The Dallas Mavericks It caused chaos in the early stages of this off season. The Mavericks allowed Galen Bronson to leave without making a competitive bid to retain his services. While the Mavericks might make you think money wasn’t a factor in that decision, their offer was not financially competitive. The Mavericks then made the bizarre decision to give Gaval McGee the second biggest contract of his career despite his advanced age (34).

McGee signs a four-year, $44 million contract with Denver Nuggets In 2012 after completing a starter deal. At the time, he was a very promising 24-year-old who had not yet become a staple of Two Bean Apartments. After that contract, he signed four different contracts for at least one year. One of them was with Mavericks in 2015. He then signed a two-year, $8.2 million contract with Los Angeles Lakers Before finally signing a one-year, $5 million contract with Phoenix Suns Last season.

The contract he signed with the Mavericks blew up all of them despite his age. The length of the current contract and the player’s choice in this decade angered many, which is clearly an overpayment. But that doesn’t change the fact that McGee has been helping the Mavericks on the field this season. I miss him so openly On our podcast about Mavericks exit interviews.

Dwight Powell has been the Mavericks’ only edge running option for years. No matter how you feel about Powell, he truly is an elite as a roll guy. Many tend to dismiss this ability by giving her credit for Luka Doncic, but Powell was an elite before Doncic came to Dallas. McGee is also an elite man. He was the fourth-best player by lap in the league during the playoffs last season although that efficiency came at a handful of attempts. Most importantly, he demonstrated the ability to be in or above the 90th percentile in every season.

The difference between McGee and Powell is that McGee is also an elite edge protector and rebounder. The Powell is terrible in both areas, requiring the Mavericks to choose between having a rim runner or a competent rim guard in the Maxi Clipper. McGee does not require this selection. Powell allowed opponents to shoot 63.6% over the edge last season. McGee allowed opponents to shoot 51.8 percent in the same positions.

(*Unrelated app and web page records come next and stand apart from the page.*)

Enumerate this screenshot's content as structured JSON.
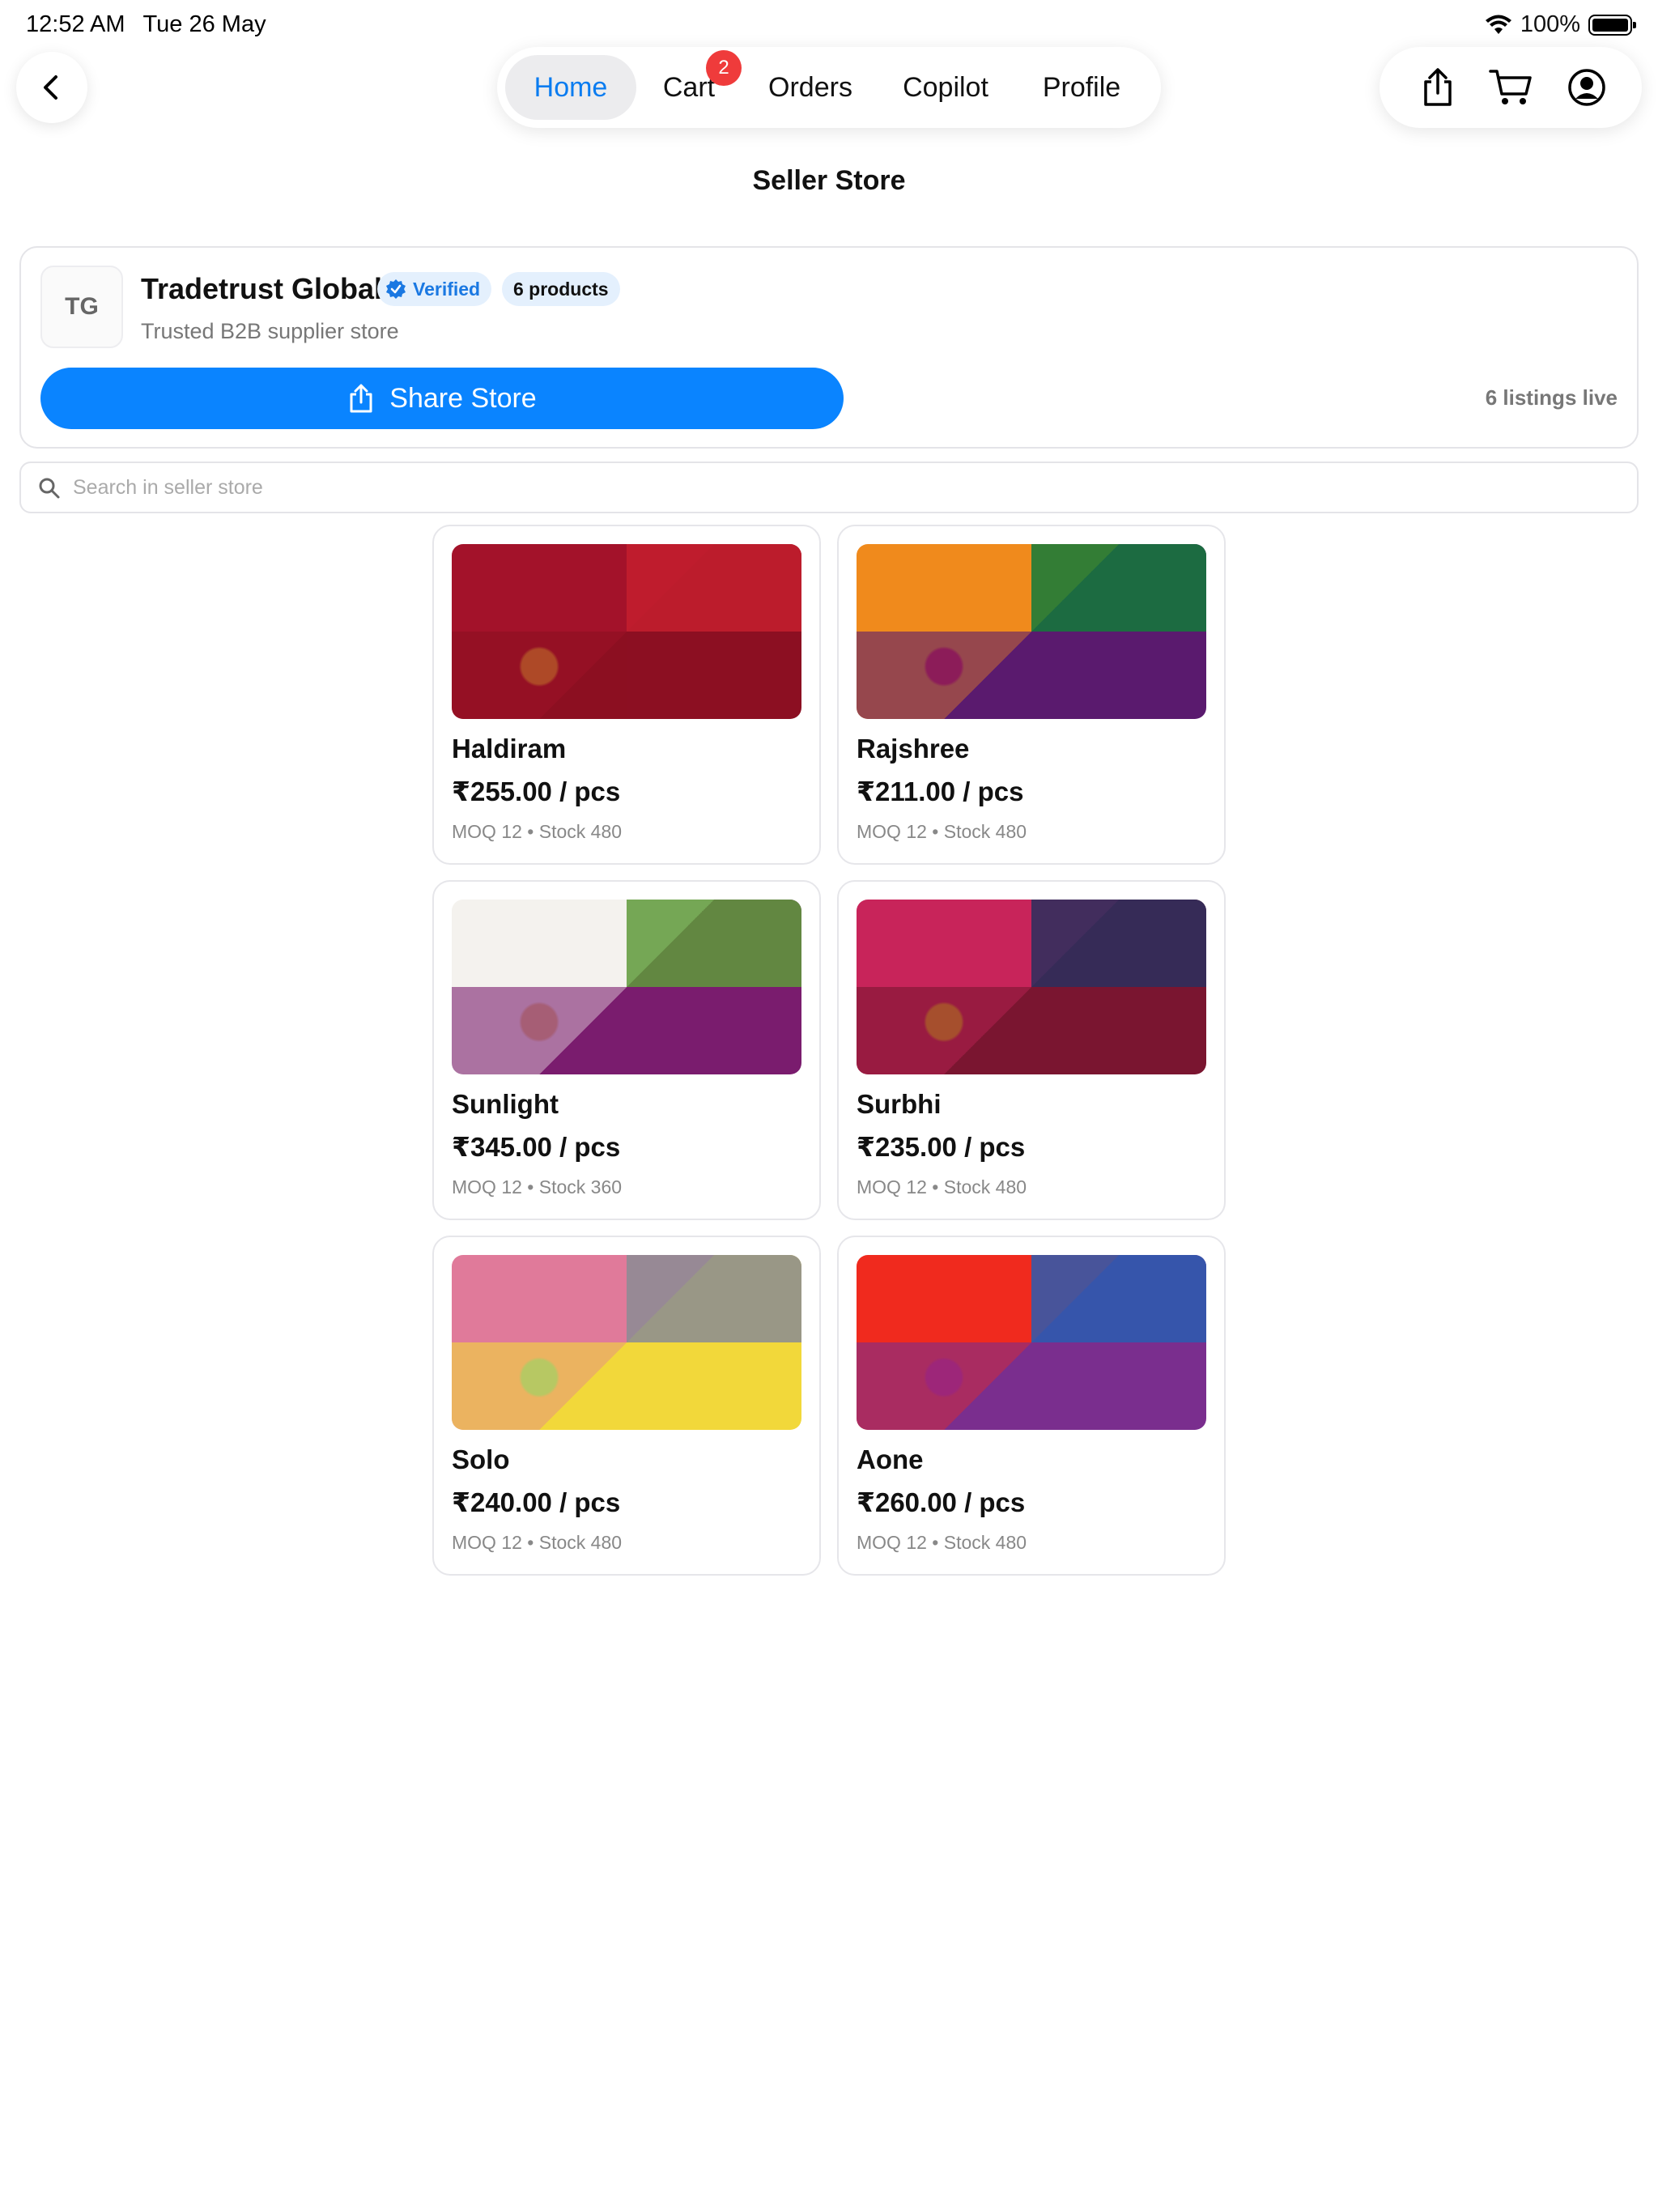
{
  "status_bar": {
    "time": "12:52 AM",
    "date": "Tue 26 May",
    "battery": "100%"
  },
  "nav": {
    "tabs": [
      {
        "label": "Home",
        "active": true
      },
      {
        "label": "Cart",
        "active": false
      },
      {
        "label": "Orders",
        "active": false
      },
      {
        "label": "Copilot",
        "active": false
      },
      {
        "label": "Profile",
        "active": false
      }
    ],
    "cart_badge": "2",
    "icons": [
      "back-icon",
      "share-icon",
      "cart-icon",
      "account-icon"
    ]
  },
  "page": {
    "title": "Seller Store"
  },
  "store": {
    "initials": "TG",
    "name": "Tradetrust Global",
    "verified_label": "Verified",
    "products_label": "6 products",
    "subtitle": "Trusted B2B supplier store",
    "share_label": "Share Store",
    "listings_label": "6 listings live"
  },
  "search": {
    "placeholder": "Search in seller store",
    "value": ""
  },
  "products": [
    {
      "name": "Haldiram",
      "price": "₹255.00 / pcs",
      "meta": "MOQ 12 • Stock 480",
      "image_colors": [
        "#a3122a",
        "#8c0f22",
        "#c41e2e",
        "#e0a030"
      ]
    },
    {
      "name": "Rajshree",
      "price": "₹211.00 / pcs",
      "meta": "MOQ 12 • Stock 480",
      "image_colors": [
        "#f08a1c",
        "#5a1a6e",
        "#127a3a",
        "#d8203a"
      ]
    },
    {
      "name": "Sunlight",
      "price": "₹345.00 / pcs",
      "meta": "MOQ 12 • Stock 360",
      "image_colors": [
        "#f4f2ee",
        "#7a1c6e",
        "#5e9a3a",
        "#e8c080"
      ]
    },
    {
      "name": "Surbhi",
      "price": "₹235.00 / pcs",
      "meta": "MOQ 12 • Stock 480",
      "image_colors": [
        "#c8245a",
        "#7a1530",
        "#2a2f5e",
        "#e9a52a"
      ]
    },
    {
      "name": "Solo",
      "price": "₹240.00 / pcs",
      "meta": "MOQ 12 • Stock 480",
      "image_colors": [
        "#e07a9a",
        "#f2d83a",
        "#8a8c94",
        "#5fb0a0"
      ]
    },
    {
      "name": "Aone",
      "price": "₹260.00 / pcs",
      "meta": "MOQ 12 • Stock 480",
      "image_colors": [
        "#f02a1e",
        "#7a2e8e",
        "#2a5cb0",
        "#d21a5a"
      ]
    }
  ]
}
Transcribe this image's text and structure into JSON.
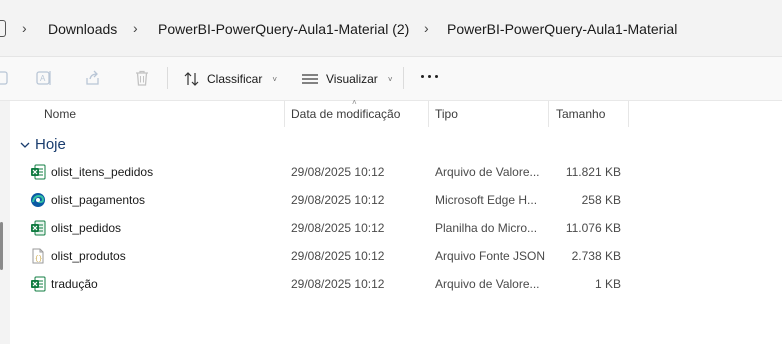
{
  "breadcrumb": {
    "items": [
      {
        "label": "Downloads"
      },
      {
        "label": "PowerBI-PowerQuery-Aula1-Material (2)"
      },
      {
        "label": "PowerBI-PowerQuery-Aula1-Material"
      }
    ]
  },
  "toolbar": {
    "sort_label": "Classificar",
    "view_label": "Visualizar",
    "icons": [
      "new-icon",
      "rename-icon",
      "share-icon",
      "delete-icon",
      "sort-icon",
      "view-icon",
      "more-icon"
    ]
  },
  "columns": {
    "name": "Nome",
    "modified": "Data de modificação",
    "type": "Tipo",
    "size": "Tamanho"
  },
  "group": {
    "label": "Hoje"
  },
  "files": [
    {
      "name": "olist_itens_pedidos",
      "modified": "29/08/2025 10:12",
      "type": "Arquivo de Valore...",
      "size": "11.821 KB",
      "icon": "excel-csv-icon"
    },
    {
      "name": "olist_pagamentos",
      "modified": "29/08/2025 10:12",
      "type": "Microsoft Edge H...",
      "size": "258 KB",
      "icon": "edge-html-icon"
    },
    {
      "name": "olist_pedidos",
      "modified": "29/08/2025 10:12",
      "type": "Planilha do Micro...",
      "size": "11.076 KB",
      "icon": "excel-xlsx-icon"
    },
    {
      "name": "olist_produtos",
      "modified": "29/08/2025 10:12",
      "type": "Arquivo Fonte JSON",
      "size": "2.738 KB",
      "icon": "json-file-icon"
    },
    {
      "name": "tradução",
      "modified": "29/08/2025 10:12",
      "type": "Arquivo de Valore...",
      "size": "1 KB",
      "icon": "excel-csv-icon"
    }
  ],
  "colors": {
    "accent": "#1a3d6e",
    "excel": "#107c41",
    "edge": "#0c59a4"
  }
}
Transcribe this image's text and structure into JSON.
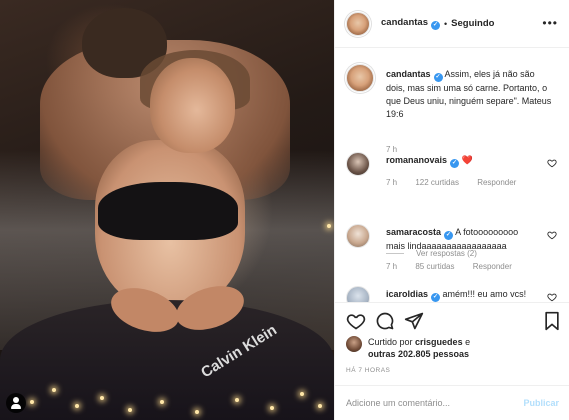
{
  "post": {
    "author": "candantas",
    "follow_state": "Seguindo",
    "more_label": "•••",
    "caption": {
      "author": "candantas",
      "text": "Assim, eles já não são dois, mas sim uma só carne. Portanto, o que Deus uniu, ninguém separe\". Mateus 19:6",
      "time": "7 h"
    },
    "comments": [
      {
        "author": "romananovais",
        "text": "❤️",
        "time": "7 h",
        "likes": "122 curtidas",
        "reply_label": "Responder",
        "view_replies": "Ver respostas (2)"
      },
      {
        "author": "samaracosta",
        "text": "A fotooooooooo mais lindaaaaaaaaaaaaaaaaa",
        "time": "7 h",
        "likes": "85 curtidas",
        "reply_label": "Responder"
      },
      {
        "author": "icaroldias",
        "text": "amém!!! eu amo vcs!"
      }
    ],
    "liked_by": {
      "prefix": "Curtido por",
      "user": "crisguedes",
      "connector": "e",
      "others": "outras 202.805 pessoas"
    },
    "time_ago": "HÁ 7 HORAS",
    "comment_box": {
      "placeholder": "Adicione um comentário...",
      "publish_label": "Publicar"
    },
    "photo_text": "Calvin Klein"
  },
  "colors": {
    "verified": "#3897f0",
    "heart": "#ed4956",
    "publish_disabled": "#b2dffc",
    "muted": "#8e8e8e"
  }
}
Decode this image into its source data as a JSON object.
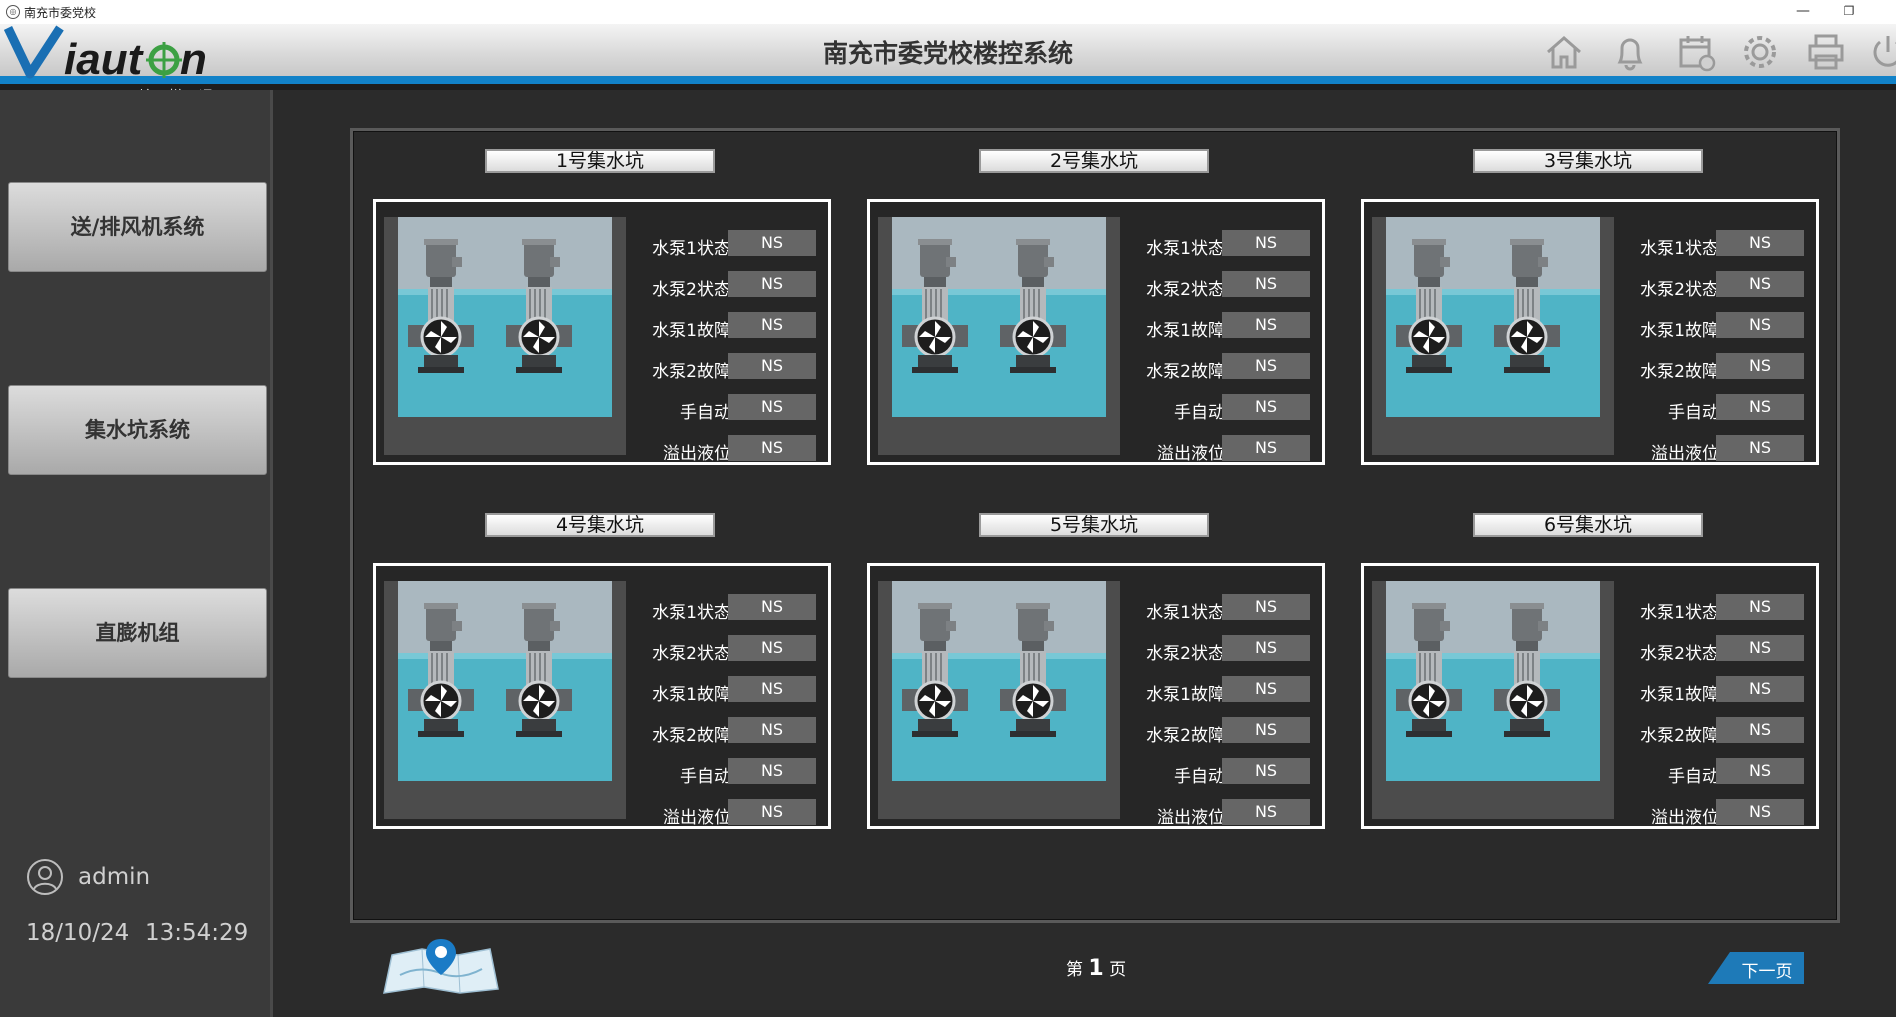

NBA teams don’t value rebounds for a variety of reasons, but all things being equal, it’s better to get a rebound than to let the opponent do it. McGee had 29.7 percent of all available defensive rebounds while on the field last season. Dwight Powell collected 14.3 percent of all available defensive rebounds while on the field last season. Some of this can be attributed to the Mavericks wanting to grab Doncic as many rebounds as possible, but Powell is without a doubt one of McGee’s greatest successes.

One of the things that will surprise Mavericks fans who forgot McGee from his previous stay at the Mavericks is how much more variety he has than Powell. Powell has had 70.8 percent of his shots from three feet from the basket this season. McGee only took 53.5 percent of his shots from the same distance.

McGee has outgrown his penchant for trying the daring shots that were part of his “two flats idiot” pedigree. But he added the ability to finish floats and even some short “Dirk fades” as he took 37.1 percent of his 3-to-10-foot shots last season. It made them incredibly cool 58.8 percent.

McGee isn’t the greatest thing since slicing bread. It will not fundamentally change the outcome of who wins the play-offs. But he is a promotion over Powell for the 13-15 minutes per game he will play in the regular season and playoffs. He’ll need a different style of defense than Powell’s. McGee is primarily a big “drop” guy. McGee swapped just 43 screens last season per Synergy Sports data.

It’s also a great body to absorb some of the wear and tear that Clipper and Christian Wood would be best avoided until qualifying. The Mavericks showed their bread jammed with butter as he played five strokes. McGee clearly isn’t part of that. But he will help and although he may have been overpaid, it is the only move the Mavericks have made since the free agency started that will actually help.